In a bid to generate strategic advantage, IT is entering a new phase of computing with real-time integration of the front and back office, according to Nortel Networks Inc. Chief Technology Officer Phil Edholm.
What we’re witnessing, he said, is phase three of the computing age. Phase one was during the 1960s and 1970s when payroll and inventory was automated.
“It didn’t change a lot but it made business run faster,” Edholm said.
Phase two emerged in the late 1980s when there was a fundamental shift from technical to strategic, as business processes began to change.
“Wal-mart [Stores Inc.] was the poster child of this transition which was repeated industry by industry during the 1990s,” Edholm said.
The third phase began in 2004 with the question: “Is this is really a sustainable model?”
“Everyone has access to the same technology, and like electricity, IT was no longer strategic. You may have implemented SAP but so has your competitor,” he said.
“The goal now is to completely change the business, which is being accompanied by a radical workforce change, the amount of time staff spend in the office is decreasing five percent each year.”
Edholm said the key to this shift is unified communications boasting real-time media, workflow integration and Web services.
Enterprise priorities are no longer around cost cutting but improving response times to meet customer needs and increasing employee productivity.
This includes the integration of collaboration applications, the Web, video and audio conferencing, mobility, Instant Messaging and presence.
“The focus is on productivity and revenue,” Edholm said.
Speaking at a CIO Magazine breakfast event which was staged in both Sydney and Melbourne last week, Edholm said touchpoints are growing – from Instant Messaging to e-mail, the PC, telephone and the Web – and the enterprise has to support them all.
“I get business cards with 12 different contact numbers and addresses on them, but the goal is to have a single number that reaches the knowledge worker at any given time regardless of device,” he said.
“This is achievable with unified communications as users cannot deal with complexity; 72 percent of consumers cannot program a VCR.
“The phone on my desk should be untethered as today’s worker is mobile.”
Edholm said increased employee productivity includes reducing the times it take to make a decision.
“Up to 90 percent of this time is wasted with calls waiting in queues or staff waiting for replies from e-mails; the six hours it normally takes to make a decision will be reduced to 15 minutes,” he said.
To enable unified communications, Nortel has formed an alliance with Microsoft Corp. to jointly develop products that will ship by the end of 2007, including a hardware appliance for branch offices which ties together Nortel WAN and IP telephony technology with Microsoft messaging software. The companies also plan to insert parts of Nortel’s Multimedia Conferencing platform into Microsoft Office Communicator 2007.
One alliance customer is energy giant Royal Dutch/Shell Group.

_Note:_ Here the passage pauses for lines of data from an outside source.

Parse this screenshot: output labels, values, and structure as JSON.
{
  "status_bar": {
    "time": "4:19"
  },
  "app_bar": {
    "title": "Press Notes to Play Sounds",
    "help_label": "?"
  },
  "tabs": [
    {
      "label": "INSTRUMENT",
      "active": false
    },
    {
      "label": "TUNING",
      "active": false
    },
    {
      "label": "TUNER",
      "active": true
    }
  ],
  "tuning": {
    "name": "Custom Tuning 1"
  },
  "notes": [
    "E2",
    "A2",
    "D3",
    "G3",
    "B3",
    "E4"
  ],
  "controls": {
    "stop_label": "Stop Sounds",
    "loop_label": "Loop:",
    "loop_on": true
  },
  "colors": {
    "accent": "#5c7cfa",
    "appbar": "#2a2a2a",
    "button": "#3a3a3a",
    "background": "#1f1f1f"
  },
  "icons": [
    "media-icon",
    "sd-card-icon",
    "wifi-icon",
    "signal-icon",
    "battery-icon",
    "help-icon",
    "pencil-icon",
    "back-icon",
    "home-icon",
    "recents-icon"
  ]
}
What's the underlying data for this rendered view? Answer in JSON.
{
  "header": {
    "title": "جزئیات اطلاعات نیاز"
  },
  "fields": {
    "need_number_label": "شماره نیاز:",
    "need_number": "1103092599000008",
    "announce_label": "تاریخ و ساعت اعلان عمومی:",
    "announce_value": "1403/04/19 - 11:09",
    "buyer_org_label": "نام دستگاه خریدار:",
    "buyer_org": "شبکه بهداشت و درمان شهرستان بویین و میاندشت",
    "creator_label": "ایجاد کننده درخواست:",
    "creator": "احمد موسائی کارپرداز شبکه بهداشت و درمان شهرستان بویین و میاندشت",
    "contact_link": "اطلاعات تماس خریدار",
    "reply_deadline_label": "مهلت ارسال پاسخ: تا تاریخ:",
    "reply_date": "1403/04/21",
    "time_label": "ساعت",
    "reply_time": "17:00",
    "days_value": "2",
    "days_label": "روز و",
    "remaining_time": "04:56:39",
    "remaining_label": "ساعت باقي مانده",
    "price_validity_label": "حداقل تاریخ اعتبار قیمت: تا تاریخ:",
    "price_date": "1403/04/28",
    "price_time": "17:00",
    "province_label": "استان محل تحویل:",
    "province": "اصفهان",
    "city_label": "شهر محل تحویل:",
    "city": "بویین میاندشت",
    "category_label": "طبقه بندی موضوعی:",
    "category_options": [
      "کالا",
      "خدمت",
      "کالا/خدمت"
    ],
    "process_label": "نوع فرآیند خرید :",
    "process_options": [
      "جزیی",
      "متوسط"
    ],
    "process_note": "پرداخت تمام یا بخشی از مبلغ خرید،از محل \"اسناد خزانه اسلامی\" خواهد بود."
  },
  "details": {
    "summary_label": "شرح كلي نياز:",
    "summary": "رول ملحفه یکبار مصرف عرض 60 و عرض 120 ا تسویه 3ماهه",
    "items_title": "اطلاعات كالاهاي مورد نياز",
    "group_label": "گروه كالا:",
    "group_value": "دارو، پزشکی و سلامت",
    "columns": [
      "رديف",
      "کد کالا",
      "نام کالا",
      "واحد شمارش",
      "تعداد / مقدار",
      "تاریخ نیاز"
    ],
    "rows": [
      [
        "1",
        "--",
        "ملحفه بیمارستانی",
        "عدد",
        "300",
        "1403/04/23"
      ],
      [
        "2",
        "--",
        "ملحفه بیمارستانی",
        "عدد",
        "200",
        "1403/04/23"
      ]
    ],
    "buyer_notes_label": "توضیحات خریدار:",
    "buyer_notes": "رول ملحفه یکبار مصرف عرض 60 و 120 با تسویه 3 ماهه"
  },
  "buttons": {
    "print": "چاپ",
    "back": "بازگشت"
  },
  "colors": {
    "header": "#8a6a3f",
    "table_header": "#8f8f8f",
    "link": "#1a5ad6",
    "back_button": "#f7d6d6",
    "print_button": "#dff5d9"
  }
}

The petroleum company, which has 112,000 employees in 130 companies, plans to consolidate its entire voice and messaging infrastructure using integrated Microsoft OCS and Nortel VOIP technologies over the next three to five years.
“Putting hardware into remote countries is a nightmare,” said Johan Krebbers, group IT architect for the company. Instead of Shell’s current model — with hundreds of PBXs and e-mail servers distributed worldwide, all voice and messaging applications will be centrally hosted in three data centers to support oil exploration, refining and distribution operations worldwide.
To showcase this new alliance in Australia, both vendors are establishing innovation centers in every capital city across Australia in the next 60 days.
The Brisbane center is already operational with other states coming online throughout March and April.
In a study which aimed to identify emerging best practices in unified communications, the Aberdeen Group surveyed more than 200 enterprises across the globe in November, 2006.
It found 48 percent of organizations will be implementing a unified communications solution in the next 12 months.
Two-thirds of ‘best-in-class’ organizations have revised their communications strategy within the past 12 months compared to 58 percent for the industry average and 6 percent for the laggards.
The research found the biggest obstacle to unified communications is lack of knowledge while implementation costs came in second.
“Unified communications shouldn’t be viewed as a point application, but an infrastructure application that spans every knowledge worker’s desktop,” the paper said.